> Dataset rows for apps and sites
= = =

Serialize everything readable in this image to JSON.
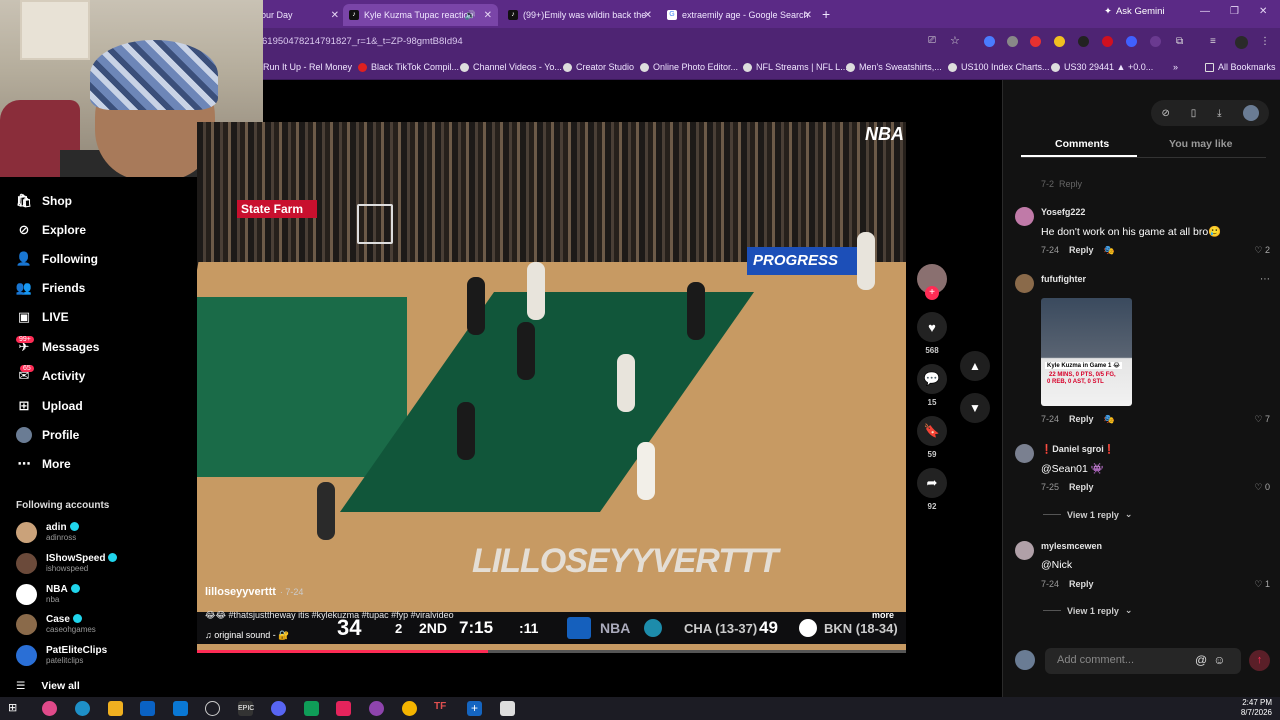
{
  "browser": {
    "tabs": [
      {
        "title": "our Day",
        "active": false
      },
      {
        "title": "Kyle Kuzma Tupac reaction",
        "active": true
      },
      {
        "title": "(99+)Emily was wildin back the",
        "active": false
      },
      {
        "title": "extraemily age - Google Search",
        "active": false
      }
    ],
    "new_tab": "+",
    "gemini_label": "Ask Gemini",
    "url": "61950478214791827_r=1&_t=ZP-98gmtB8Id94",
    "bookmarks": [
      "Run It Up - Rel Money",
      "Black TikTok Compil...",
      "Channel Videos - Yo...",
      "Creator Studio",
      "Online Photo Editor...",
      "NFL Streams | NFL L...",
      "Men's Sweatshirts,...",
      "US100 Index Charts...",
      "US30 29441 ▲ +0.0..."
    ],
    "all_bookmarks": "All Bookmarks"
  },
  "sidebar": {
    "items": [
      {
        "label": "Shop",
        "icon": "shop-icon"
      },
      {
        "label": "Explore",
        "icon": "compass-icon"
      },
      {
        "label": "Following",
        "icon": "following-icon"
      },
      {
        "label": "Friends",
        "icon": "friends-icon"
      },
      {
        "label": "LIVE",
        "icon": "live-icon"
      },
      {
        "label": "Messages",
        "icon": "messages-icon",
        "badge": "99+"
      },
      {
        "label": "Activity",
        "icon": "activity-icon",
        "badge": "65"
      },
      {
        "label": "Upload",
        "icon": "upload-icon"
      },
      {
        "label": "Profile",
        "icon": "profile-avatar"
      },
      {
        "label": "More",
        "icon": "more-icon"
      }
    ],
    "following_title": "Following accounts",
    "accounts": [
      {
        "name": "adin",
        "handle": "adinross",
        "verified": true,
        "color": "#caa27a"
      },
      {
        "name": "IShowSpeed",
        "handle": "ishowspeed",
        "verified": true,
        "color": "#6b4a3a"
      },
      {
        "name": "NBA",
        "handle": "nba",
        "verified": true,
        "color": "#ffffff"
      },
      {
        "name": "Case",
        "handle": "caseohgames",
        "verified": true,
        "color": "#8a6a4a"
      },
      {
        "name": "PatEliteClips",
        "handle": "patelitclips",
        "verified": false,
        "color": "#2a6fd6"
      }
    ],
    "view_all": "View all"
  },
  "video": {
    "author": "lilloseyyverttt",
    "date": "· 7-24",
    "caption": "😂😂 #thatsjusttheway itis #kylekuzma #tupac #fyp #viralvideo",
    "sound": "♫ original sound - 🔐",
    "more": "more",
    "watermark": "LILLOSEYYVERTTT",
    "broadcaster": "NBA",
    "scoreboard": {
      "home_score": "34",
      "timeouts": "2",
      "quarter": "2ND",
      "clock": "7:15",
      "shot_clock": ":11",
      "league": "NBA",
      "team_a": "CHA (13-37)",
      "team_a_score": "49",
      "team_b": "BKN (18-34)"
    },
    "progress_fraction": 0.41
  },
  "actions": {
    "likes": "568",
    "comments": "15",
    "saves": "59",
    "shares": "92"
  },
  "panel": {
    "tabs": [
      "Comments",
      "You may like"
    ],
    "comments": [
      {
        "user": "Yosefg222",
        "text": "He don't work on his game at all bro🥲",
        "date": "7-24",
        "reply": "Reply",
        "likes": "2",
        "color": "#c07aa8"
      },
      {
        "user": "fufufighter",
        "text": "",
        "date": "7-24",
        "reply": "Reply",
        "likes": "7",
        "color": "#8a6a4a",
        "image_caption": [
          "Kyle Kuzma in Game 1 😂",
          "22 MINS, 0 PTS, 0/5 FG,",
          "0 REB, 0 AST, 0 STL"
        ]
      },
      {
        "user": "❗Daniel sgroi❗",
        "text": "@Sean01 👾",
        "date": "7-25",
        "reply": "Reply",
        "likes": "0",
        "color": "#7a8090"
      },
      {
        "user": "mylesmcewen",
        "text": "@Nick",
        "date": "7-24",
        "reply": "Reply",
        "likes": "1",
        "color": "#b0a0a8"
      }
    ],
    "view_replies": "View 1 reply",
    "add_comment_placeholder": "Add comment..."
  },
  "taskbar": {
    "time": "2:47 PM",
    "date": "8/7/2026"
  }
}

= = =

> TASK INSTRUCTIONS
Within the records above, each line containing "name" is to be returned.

> YOUR RESPONSE
        "name": "adin",
        "name": "IShowSpeed",
        "name": "NBA",
        "name": "Case",
        "name": "PatEliteClips",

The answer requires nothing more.